Thanks again for all the advice.
john_dennis wrote on 4/27/2016, 10:46 AM
Read this thread where wjauch says:

"[i]FYI a few months ago Microsoft made an important change, a win 7 or win 8 key will work as a win10key. Download Win 10 on another PC, burn to DVD, install and when key is requested enter the win 7 key from your machine, Win10 should accept it.
After the Win 10 machine has been online for a few minutes Microsoft will have taken a digital fingerprint of your PC and they know it is legit. ( Go to "windows key", settings, and activation) and you should see windows is activated, either with a key listed or "with a digital entitlement" listed. If you ever need to reinstall Win 10 leave key empty when you reinstall and once PC has been online for a few minutes Microsoft should recognise the PC by its fingerprint and automaticaly know that it has a valid license. This is how it should work, but of course there could always be a glitch somewhere[i]."
Larry Clifford wrote on 6/23/2016, 5:01 AM
What size SSD should I purchase? It would hold the OS (Windows 10) and installed programs, e.g., Office Professional Plus 2013 or later, Vegas Pro (or whatever the new name will be), etc. The data will be on a separate HDD already installed.
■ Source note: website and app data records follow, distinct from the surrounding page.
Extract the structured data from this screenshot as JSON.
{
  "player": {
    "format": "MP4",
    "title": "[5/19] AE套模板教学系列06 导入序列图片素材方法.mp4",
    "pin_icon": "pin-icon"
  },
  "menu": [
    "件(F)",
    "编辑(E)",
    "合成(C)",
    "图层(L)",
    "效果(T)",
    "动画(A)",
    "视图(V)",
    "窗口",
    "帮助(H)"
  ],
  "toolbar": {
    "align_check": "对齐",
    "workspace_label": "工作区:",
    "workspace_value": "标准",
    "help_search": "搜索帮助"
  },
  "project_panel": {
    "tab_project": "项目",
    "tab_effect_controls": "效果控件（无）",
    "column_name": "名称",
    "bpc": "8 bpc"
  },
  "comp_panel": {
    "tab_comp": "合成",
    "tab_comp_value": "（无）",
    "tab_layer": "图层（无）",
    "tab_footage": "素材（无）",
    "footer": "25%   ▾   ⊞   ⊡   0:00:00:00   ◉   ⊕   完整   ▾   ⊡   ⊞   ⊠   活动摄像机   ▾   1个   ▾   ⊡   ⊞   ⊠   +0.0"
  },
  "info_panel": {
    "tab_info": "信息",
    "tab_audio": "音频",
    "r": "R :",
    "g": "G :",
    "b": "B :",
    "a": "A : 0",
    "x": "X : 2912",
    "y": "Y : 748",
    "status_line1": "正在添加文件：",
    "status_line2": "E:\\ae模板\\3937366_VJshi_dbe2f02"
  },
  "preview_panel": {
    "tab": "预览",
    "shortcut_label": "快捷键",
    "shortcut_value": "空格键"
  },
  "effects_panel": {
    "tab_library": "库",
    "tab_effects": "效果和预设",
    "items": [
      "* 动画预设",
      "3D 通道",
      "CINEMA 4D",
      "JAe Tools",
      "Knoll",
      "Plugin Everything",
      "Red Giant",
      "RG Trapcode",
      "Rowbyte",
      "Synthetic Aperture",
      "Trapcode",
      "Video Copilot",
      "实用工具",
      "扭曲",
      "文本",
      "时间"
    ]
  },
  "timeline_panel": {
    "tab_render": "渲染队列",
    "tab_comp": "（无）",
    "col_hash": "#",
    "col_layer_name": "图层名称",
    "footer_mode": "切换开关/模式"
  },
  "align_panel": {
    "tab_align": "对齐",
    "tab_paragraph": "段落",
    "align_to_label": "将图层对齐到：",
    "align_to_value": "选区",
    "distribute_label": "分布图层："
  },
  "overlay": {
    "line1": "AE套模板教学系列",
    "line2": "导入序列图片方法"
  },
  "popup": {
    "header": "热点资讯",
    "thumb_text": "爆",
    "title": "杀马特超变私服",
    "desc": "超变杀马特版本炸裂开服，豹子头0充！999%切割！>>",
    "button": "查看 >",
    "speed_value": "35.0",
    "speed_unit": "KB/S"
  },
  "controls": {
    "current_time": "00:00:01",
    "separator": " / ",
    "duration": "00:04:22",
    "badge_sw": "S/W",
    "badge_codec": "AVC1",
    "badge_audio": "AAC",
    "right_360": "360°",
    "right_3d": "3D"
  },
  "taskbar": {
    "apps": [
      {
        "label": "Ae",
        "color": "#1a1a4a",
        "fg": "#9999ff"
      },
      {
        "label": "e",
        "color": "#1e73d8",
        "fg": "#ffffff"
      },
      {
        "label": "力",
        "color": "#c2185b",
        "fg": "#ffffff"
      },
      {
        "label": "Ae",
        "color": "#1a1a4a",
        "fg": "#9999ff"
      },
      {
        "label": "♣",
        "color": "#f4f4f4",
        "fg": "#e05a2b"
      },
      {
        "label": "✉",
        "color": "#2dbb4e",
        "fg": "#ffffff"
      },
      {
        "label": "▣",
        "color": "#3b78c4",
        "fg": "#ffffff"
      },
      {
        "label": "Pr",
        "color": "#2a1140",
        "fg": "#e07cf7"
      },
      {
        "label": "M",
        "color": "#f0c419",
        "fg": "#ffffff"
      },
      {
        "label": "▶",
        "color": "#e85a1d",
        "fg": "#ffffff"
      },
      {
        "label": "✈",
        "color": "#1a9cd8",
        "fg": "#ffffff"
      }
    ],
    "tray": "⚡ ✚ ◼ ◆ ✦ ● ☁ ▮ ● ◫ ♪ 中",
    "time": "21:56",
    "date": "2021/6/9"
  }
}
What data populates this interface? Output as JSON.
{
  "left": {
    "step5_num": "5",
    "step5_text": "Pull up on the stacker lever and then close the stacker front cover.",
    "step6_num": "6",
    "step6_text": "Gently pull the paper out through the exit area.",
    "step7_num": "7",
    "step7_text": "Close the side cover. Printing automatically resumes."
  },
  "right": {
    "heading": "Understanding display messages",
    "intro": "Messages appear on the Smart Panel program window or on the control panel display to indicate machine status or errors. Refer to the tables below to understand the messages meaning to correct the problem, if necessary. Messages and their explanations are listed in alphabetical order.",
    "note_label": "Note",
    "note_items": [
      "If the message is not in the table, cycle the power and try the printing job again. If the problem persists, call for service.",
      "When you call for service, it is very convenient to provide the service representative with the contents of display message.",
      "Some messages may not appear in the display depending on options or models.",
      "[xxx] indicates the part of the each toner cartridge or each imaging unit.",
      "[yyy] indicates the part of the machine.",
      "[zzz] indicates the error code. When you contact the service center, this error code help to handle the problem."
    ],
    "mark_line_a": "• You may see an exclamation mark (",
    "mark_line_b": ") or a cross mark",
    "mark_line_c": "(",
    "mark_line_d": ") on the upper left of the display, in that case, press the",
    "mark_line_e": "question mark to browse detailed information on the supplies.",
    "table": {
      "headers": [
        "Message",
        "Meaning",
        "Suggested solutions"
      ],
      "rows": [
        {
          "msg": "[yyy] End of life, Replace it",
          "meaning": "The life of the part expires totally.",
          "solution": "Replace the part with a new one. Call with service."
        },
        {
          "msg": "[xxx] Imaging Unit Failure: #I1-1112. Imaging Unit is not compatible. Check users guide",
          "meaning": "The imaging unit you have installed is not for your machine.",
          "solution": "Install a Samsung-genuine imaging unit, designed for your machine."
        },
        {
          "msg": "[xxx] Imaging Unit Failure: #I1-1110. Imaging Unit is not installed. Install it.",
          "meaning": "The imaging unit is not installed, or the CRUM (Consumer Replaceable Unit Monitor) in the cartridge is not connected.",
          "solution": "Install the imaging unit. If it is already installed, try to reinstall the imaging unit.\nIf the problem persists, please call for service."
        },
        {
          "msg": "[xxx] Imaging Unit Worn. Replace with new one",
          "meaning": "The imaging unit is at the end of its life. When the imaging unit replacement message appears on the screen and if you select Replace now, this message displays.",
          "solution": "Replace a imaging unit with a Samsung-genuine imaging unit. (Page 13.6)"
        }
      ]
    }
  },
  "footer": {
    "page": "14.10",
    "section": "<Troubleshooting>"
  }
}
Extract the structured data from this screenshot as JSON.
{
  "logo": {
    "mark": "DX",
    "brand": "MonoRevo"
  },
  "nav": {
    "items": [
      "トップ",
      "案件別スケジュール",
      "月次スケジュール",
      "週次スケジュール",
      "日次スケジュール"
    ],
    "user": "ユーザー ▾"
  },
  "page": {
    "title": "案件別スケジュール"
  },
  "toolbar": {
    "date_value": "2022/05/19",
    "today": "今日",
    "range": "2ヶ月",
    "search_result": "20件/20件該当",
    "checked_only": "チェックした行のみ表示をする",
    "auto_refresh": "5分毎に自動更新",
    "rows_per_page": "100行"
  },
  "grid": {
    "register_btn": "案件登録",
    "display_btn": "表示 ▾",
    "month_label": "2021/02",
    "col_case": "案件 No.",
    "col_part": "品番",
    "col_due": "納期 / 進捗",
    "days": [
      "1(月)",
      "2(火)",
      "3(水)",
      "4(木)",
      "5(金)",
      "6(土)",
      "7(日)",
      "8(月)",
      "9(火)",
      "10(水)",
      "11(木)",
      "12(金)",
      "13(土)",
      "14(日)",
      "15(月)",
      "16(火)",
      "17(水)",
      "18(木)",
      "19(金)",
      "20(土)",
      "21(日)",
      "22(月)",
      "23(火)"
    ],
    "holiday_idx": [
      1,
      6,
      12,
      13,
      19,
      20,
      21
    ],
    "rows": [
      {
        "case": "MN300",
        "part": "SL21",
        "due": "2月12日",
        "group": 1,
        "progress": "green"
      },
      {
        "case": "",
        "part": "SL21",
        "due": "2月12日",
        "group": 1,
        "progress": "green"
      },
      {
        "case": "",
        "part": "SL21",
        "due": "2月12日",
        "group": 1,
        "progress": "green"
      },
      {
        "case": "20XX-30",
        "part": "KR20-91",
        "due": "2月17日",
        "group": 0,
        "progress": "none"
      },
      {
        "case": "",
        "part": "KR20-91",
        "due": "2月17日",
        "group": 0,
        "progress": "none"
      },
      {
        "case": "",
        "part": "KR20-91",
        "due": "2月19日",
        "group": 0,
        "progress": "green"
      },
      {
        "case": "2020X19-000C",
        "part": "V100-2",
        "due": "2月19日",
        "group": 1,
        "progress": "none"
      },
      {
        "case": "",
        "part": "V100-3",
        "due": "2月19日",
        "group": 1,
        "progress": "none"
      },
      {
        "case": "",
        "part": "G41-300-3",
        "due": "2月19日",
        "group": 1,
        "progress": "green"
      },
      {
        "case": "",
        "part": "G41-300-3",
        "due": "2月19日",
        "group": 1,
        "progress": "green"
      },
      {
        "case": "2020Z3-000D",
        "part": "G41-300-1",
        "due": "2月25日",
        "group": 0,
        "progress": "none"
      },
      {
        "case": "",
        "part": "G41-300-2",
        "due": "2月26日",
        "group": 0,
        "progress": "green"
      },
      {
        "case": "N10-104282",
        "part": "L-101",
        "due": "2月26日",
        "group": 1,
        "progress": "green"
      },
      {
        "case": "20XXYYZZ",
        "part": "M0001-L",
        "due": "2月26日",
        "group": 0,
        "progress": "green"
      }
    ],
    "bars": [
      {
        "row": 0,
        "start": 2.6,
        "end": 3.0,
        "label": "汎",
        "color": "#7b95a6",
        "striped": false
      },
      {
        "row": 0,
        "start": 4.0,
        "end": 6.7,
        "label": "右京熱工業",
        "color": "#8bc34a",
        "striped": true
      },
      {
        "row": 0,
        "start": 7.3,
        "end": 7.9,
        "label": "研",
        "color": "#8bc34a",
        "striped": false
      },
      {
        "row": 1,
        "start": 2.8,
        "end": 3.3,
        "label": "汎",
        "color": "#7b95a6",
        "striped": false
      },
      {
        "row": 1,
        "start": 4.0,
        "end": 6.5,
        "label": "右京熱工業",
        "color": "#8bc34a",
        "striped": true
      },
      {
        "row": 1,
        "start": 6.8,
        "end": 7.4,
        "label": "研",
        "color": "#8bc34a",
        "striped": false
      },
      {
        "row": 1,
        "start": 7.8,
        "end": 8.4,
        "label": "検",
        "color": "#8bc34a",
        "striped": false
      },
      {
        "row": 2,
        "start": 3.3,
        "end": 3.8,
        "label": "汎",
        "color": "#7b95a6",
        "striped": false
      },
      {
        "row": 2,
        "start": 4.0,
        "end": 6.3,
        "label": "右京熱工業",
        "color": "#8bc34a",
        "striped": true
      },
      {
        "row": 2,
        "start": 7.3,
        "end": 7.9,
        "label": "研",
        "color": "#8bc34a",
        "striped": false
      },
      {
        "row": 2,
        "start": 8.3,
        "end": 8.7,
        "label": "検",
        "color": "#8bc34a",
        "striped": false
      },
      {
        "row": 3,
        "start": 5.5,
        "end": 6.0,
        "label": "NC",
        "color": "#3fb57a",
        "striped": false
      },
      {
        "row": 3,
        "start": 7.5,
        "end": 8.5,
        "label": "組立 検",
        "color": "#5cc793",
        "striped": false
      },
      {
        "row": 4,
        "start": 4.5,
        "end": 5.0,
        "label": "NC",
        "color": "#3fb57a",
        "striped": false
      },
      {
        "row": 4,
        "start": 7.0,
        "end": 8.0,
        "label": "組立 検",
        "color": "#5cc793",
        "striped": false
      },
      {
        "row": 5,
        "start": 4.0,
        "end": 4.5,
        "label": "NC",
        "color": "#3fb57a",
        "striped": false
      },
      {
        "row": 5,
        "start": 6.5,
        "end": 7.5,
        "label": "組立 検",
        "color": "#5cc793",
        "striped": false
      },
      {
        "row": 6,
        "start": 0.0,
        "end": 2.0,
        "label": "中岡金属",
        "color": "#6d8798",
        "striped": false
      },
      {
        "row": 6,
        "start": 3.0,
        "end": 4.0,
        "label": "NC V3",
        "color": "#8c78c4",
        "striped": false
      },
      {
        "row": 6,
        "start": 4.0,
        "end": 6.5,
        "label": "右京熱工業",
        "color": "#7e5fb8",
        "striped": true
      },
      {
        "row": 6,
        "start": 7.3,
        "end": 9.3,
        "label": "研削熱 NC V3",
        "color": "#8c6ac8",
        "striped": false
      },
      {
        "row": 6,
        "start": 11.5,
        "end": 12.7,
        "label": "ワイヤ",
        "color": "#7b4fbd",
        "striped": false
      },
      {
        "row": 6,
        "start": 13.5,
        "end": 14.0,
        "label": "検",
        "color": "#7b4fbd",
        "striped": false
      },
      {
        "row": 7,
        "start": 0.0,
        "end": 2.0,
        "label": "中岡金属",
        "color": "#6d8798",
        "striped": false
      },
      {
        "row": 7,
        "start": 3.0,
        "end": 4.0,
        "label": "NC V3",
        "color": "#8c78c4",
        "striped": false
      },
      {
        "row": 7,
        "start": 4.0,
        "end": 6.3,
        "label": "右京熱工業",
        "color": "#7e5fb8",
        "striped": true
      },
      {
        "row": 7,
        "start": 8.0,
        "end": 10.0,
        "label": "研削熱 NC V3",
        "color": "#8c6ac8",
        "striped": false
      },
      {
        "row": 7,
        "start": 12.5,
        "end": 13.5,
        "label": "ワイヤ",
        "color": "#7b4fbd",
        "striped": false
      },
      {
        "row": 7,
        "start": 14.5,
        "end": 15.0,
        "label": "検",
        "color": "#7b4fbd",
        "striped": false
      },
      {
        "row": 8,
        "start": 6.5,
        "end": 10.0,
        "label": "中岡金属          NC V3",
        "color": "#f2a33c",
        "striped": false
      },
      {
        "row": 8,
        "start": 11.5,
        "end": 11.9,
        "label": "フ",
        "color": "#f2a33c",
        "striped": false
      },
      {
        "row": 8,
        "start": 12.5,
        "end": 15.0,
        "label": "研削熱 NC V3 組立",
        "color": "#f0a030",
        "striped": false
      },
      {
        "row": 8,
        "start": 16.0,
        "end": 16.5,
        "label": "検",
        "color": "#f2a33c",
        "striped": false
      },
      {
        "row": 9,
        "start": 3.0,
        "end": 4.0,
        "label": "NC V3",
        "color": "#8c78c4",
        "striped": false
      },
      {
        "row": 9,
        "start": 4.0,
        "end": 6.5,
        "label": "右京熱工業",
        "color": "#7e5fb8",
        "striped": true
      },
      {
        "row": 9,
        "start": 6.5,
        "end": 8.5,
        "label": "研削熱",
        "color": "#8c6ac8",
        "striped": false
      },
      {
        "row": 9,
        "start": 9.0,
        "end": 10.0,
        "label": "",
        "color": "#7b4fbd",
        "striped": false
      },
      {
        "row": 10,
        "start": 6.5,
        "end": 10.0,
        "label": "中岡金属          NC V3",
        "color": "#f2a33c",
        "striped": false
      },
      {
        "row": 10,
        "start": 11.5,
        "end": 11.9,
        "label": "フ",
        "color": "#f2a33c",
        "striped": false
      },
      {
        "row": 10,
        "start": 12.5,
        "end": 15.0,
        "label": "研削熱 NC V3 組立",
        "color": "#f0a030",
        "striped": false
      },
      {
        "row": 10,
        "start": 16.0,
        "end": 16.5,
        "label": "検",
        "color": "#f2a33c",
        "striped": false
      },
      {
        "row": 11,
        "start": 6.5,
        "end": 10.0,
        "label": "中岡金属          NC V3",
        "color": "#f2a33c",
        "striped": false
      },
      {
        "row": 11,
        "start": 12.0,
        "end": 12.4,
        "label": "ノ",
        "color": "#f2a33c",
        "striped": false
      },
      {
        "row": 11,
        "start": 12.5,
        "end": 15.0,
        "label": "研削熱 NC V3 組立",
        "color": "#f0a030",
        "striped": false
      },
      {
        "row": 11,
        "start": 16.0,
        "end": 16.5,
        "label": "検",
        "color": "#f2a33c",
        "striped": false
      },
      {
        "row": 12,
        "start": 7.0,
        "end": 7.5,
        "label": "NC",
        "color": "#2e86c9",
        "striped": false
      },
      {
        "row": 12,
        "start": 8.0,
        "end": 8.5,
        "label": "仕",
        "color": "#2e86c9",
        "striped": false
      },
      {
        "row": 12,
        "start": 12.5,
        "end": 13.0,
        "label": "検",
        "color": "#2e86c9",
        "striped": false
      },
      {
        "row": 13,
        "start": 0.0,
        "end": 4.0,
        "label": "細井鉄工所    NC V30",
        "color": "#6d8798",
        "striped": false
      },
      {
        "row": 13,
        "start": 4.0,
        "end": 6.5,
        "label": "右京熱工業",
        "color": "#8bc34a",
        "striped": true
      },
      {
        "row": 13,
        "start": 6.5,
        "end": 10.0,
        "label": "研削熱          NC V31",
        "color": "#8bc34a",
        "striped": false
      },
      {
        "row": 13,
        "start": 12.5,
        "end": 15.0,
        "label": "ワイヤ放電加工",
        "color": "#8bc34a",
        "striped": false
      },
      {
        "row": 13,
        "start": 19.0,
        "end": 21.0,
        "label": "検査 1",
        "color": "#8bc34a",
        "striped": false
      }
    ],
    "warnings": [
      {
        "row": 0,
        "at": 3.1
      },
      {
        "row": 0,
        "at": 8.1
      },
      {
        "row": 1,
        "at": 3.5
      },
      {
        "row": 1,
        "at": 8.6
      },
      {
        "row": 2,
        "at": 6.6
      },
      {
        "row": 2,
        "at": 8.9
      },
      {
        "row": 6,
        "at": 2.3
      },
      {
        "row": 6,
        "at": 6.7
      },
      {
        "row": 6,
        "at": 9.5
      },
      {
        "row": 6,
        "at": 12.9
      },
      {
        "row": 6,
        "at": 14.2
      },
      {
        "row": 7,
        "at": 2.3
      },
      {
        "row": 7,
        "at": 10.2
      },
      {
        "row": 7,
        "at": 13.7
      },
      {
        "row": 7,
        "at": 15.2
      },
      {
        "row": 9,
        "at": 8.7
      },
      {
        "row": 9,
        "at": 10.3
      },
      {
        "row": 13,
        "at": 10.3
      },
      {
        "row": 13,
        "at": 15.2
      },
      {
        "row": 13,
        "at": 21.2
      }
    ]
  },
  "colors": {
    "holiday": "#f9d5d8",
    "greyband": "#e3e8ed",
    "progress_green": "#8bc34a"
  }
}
My current Windows 7 installation uses 126 GB for the OS drive.

There were several good comments about the Samsung Pro 850. The 512 GB is only $216.

The 1 TB is $410.
PeterDuke wrote on 6/23/2016, 5:51 AM
Only you can make that choice, but a good rule of thumb might be double what you currently need as a minimum. If you plan to install all Adobe Cloud stuff, or other large suite then of course make allowances.

You really should have started your own thread, since your question has nothing to do with bad sectors.
Larry Clifford wrote on 6/23/2016, 9:54 AM
PeterDuke, My mistake. I will take your advice in the future.

I put it here because there were many posts about SSD devices.
john_dennis wrote on 6/23/2016, 10:21 AM
Based on the size of your current boot disk and your brand preference, I would buy this one. Fact is, I bought this one last week on a killer deal at Fry's. When I rebuild my primary system in the fall, I could possibly get this one.

Create an image of just the boot disk. If you want to save video data on SSD, get a larger, separate one.
ddm wrote on 6/23/2016, 3:24 PM
I've become a big fan of the 240 gb size for a boot drive. When I first went with a 240, it was out of major price considerations since anything larger was very expensive, but now, once I got disciplined on keeping my boot drive free of most data, it is a breeze to just keep all programs and the OS on that drive, with plenty of head room to spare. I have a boatload of applications, all the usual suspects and I find it quite easy to keep my boot drive in the 150 to 180 gb range. A smaller drive makes for fast cloning, which I prefer over incremental backups. Disciplining yourself on using other drives for data is also a great practice. SSDs are fast and light, and 240's are super cheap. I have a few samsungs and crucials and I just bought a sandisk and I can't tell one from the other. I have a few hackintosh systems as well and the 240 gb size is also perfect for that OS. I've been tempted to buy a 512 as they are quite reasonable now as well but I think I would still prefer a 240 as a boot drive and maybe buy 2 512's to use in a raid for data.